Some of us so-called Ambien Zombies have been known to pour a glass of bleach in the night, the better to chase down the buttered cigarette sandwich we have made for ourselves as a snack.
I am digressing a bit here.
VIA, or vlogging under in the influence of ambien, has a good side and some bad sides.
On the good side, I have now--on at least two separate occasions--discovered vlogs that "I" have written but which I have almost no memory of having written. I can thus read such entries the way I imagine the non-Jim reading audience reads them: with total amusement and the utmost respect for the writer, perhaps even just a smidgen of jealousy for his evident genius! Oh, if only I could write like this "Jim" in his full reverie mode.
Actually, just joking about that. Reading these amnestically-penned vlogs, in truth, only gives me the chance to do what I really DO imagine my readers often do: Laugh AT me, not WITH me.
It's nice when a blowhard can laugh AT himself without totally feeling responsible for it. I suppose what I am really doing on such occasions is laughing at my reptilian brain in action. What a peculiar fellow this nutcase is...though I do admire his lack of self-censure.
The bad sides of Ambien have already been suggested. One additional example: I seem to have made an enemy of the brother of a female swimmer I occasionally correspond with on Facebook. It appears I will not be attending that family's Christmas party this or any other year in the foreseeable future.
The cure for all this, of course, is simple. Either stop taking Ambien, or take it and immediately go to sleep. The problem is that I have found that taking Ambien and fighting off sleep leaves me in the Tiger Woodsian Ambien haze. Though I have no floosy to enjoy myself with while thusly enfogged, I nevertheless enjoy the tranquility and relaxation and freedom from worry this mood bestows. I enjoy it so much, in fact, that I know it will be a while before I am able to wean myself from it.
Note: Ambien and its cousins are not benzodiazepines like Valium, though they target one of the brain's many subtypes of benzodiazepine receptors in the GABA system. Sleep researchers maintain there is no evidence that Ambien and the other Z-drugs are anxiolytic, or anxiety relieving. Thus it is entirely possible that my perception of calm is either a placebo response or idiosyncratic. That said, I will add one penultimate wrinkle here for those, like me, who include amongst your various hobbies an interest in amateur psychopharmacology.

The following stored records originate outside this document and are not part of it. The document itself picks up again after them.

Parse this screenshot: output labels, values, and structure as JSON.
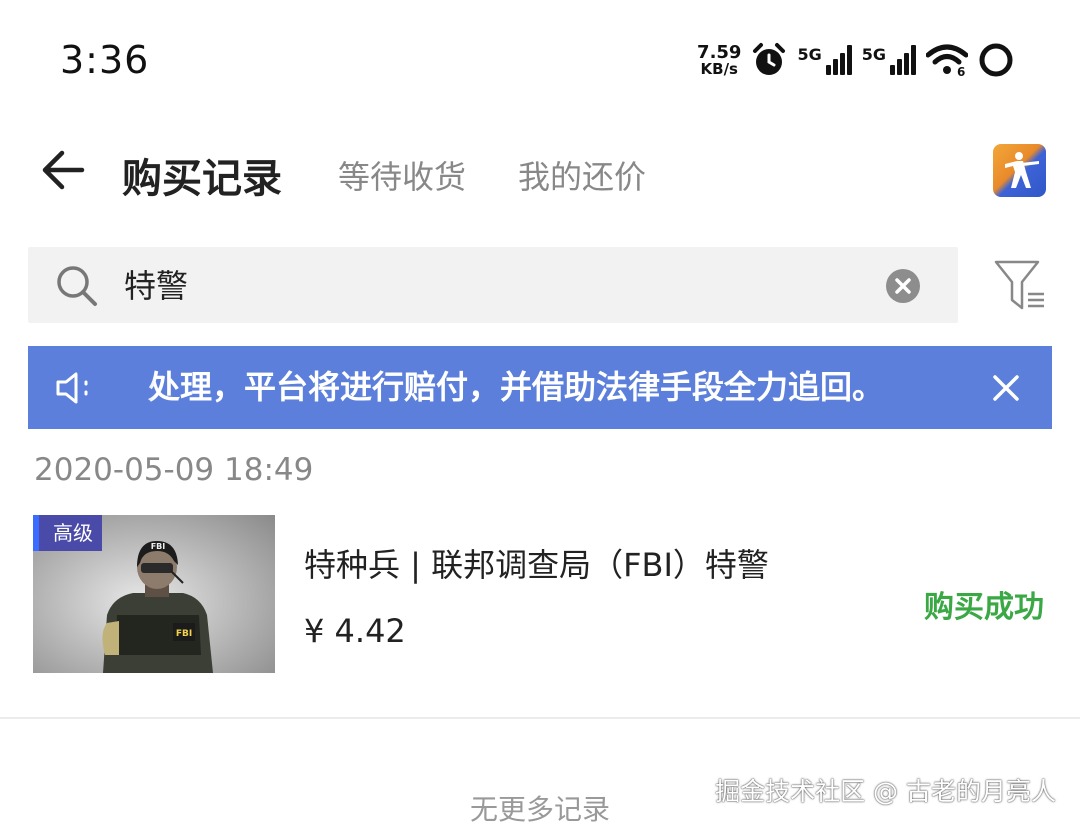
{
  "status_bar": {
    "time": "3:36",
    "net_speed_value": "7.59",
    "net_speed_unit": "KB/s",
    "sim1_label": "5G",
    "sim2_label": "5G",
    "wifi_badge": "6",
    "icons": [
      "alarm-icon",
      "signal-icon",
      "wifi-icon",
      "battery-ring-icon"
    ]
  },
  "header": {
    "title": "购买记录",
    "tabs": [
      {
        "label": "等待收货"
      },
      {
        "label": "我的还价"
      }
    ],
    "back_icon": "arrow-left-icon",
    "game_icon": "csgo-game-icon"
  },
  "search": {
    "value": "特警",
    "icon": "search-icon",
    "clear_icon": "clear-icon",
    "filter_icon": "filter-icon"
  },
  "notice": {
    "text": "处理，平台将进行赔付，并借助法律手段全力追回。",
    "accent": "#5b7fdb"
  },
  "records": [
    {
      "date": "2020-05-09 18:49",
      "grade": "高级",
      "name": "特种兵 | 联邦调查局（FBI）特警",
      "price": "¥ 4.42",
      "status": "购买成功",
      "status_color": "#3aa844"
    }
  ],
  "footer": {
    "no_more": "无更多记录",
    "watermark": "掘金技术社区 @ 古老的月亮人"
  }
}
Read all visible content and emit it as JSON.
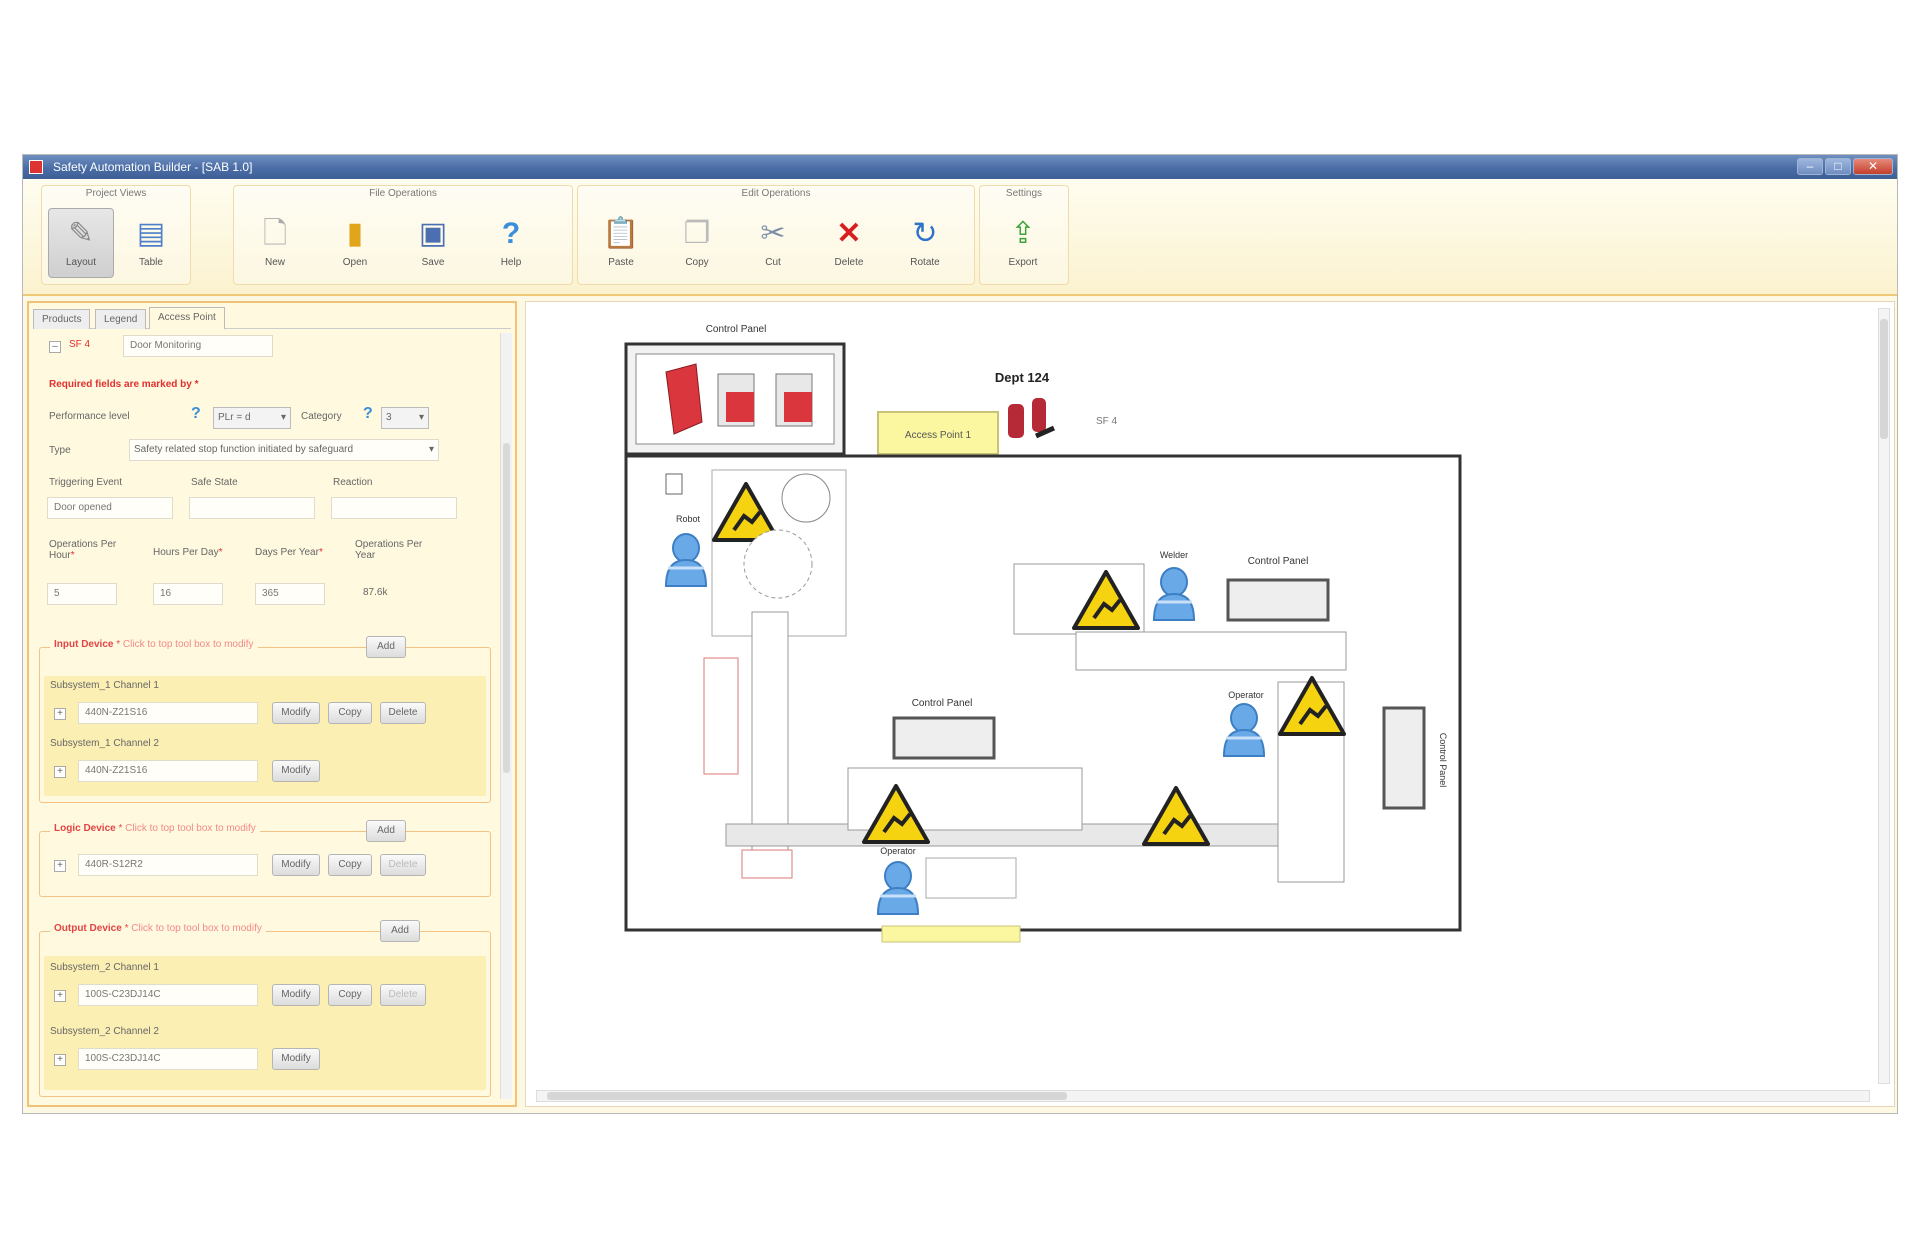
{
  "window": {
    "title": "Safety Automation Builder - [SAB 1.0]",
    "min": "–",
    "max": "□",
    "close": "✕"
  },
  "ribbon": {
    "groups": [
      {
        "title": "Project Views",
        "buttons": [
          "Layout",
          "Table"
        ]
      },
      {
        "title": "File Operations",
        "buttons": [
          "New",
          "Open",
          "Save",
          "Help"
        ]
      },
      {
        "title": "Edit Operations",
        "buttons": [
          "Paste",
          "Copy",
          "Cut",
          "Delete",
          "Rotate"
        ]
      },
      {
        "title": "Settings",
        "buttons": [
          "Export"
        ]
      }
    ]
  },
  "left": {
    "tabs": [
      "Products",
      "Legend",
      "Access Point"
    ],
    "header": {
      "id": "SF 4",
      "name": "Door Monitoring"
    },
    "required_note": "Required fields are marked by *",
    "perf_level": {
      "label": "Performance level",
      "value": "PLr = d"
    },
    "category": {
      "label": "Category",
      "value": "3"
    },
    "type": {
      "label": "Type",
      "value": "Safety related stop function initiated by safeguard"
    },
    "triggering": {
      "label": "Triggering Event",
      "value": "Door opened"
    },
    "safe_state": {
      "label": "Safe State",
      "value": ""
    },
    "reaction": {
      "label": "Reaction",
      "value": ""
    },
    "ops_per_hour": {
      "label": "Operations Per Hour",
      "value": "5"
    },
    "hours_per_day": {
      "label": "Hours Per Day",
      "value": "16"
    },
    "days_per_year": {
      "label": "Days Per Year",
      "value": "365"
    },
    "ops_per_year": {
      "label": "Operations Per Year",
      "value": "87.6k"
    },
    "input": {
      "title": "Input Device",
      "hint": "Click to top tool box to modify",
      "add": "Add",
      "rows": [
        {
          "label": "Subsystem_1 Channel 1",
          "value": "440N-Z21S16",
          "buttons": [
            "Modify",
            "Copy",
            "Delete"
          ]
        },
        {
          "label": "Subsystem_1 Channel 2",
          "value": "440N-Z21S16",
          "buttons": [
            "Modify"
          ]
        }
      ]
    },
    "logic": {
      "title": "Logic Device",
      "hint": "Click to top tool box to modify",
      "add": "Add",
      "rows": [
        {
          "label": "",
          "value": "440R-S12R2",
          "buttons": [
            "Modify",
            "Copy",
            "Delete"
          ]
        }
      ]
    },
    "output": {
      "title": "Output Device",
      "hint": "Click to top tool box to modify",
      "add": "Add",
      "rows": [
        {
          "label": "Subsystem_2 Channel 1",
          "value": "100S-C23DJ14C",
          "buttons": [
            "Modify",
            "Copy",
            "Delete"
          ]
        },
        {
          "label": "Subsystem_2 Channel 2",
          "value": "100S-C23DJ14C",
          "buttons": [
            "Modify"
          ]
        }
      ]
    }
  },
  "canvas": {
    "control_panel_top": "Control Panel",
    "dept": "Dept 124",
    "access_point": "Access Point 1",
    "sf_tag": "SF 4",
    "labels": {
      "robot": "Robot",
      "welder": "Welder",
      "operator": "Operator",
      "operator2": "Operator",
      "cp1": "Control Panel",
      "cp2": "Control Panel",
      "cp3": "Control Panel"
    },
    "colors": {
      "warning": "#f6d311",
      "person": "#6aa9e8",
      "relay": "#d9363e",
      "access": "#fbf7a0"
    }
  }
}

Zolpidem, the generic name for Ambien, has been shown to trigger speech in a certain type of schizophrenic patient who is suffering mutism because of catatonia. It might have helped Al Pacino, for instance, at the end of Scarecrow.
Perhaps my reaction is simply some variation on a positive Zolpidem Test.
Now, final wrinkle: though I do believe that this drug is, in some regards, capable of reducing my control over my behavior somewhat, it is clear to me that my decision to keep taking the pill and vlogging and/or otherwise accosting the etherous internet world at large is something of which I am fully culpable. As an expert in the burgeoning field of sleep forensics told me, there is voluntary and involuntary intoxication.
Taking the pill exactly as directed and then going on a blue streak of mayhem is involuntary intoxication, especially the first time it happens.
But taking the pill the way I have been lately, knowing the likely consequences, and doing it anyway, qualifies as voluntary intoxication. In fact, one might argue my case is very voluntary intoxication.
Let me know if I go too far.
Note: this is NOT a cry for help.
Now, on another note, after last night's 4100 yards, I asked some of my swimming teammates if they might help me identify my elbow bone. We could not, for the life of us, decide whether the pointy bone is attached to the upper arm bone or one of the lower arm bones.
So I took a picture with my finger right on the painful jabby bone in the hopes that Drs. Dixon and Jaegermeister, and fellow sufferer Jim Matysek, might better zero in on a diagnosis.
PS what do you think about my peace symbol within a heart medallion?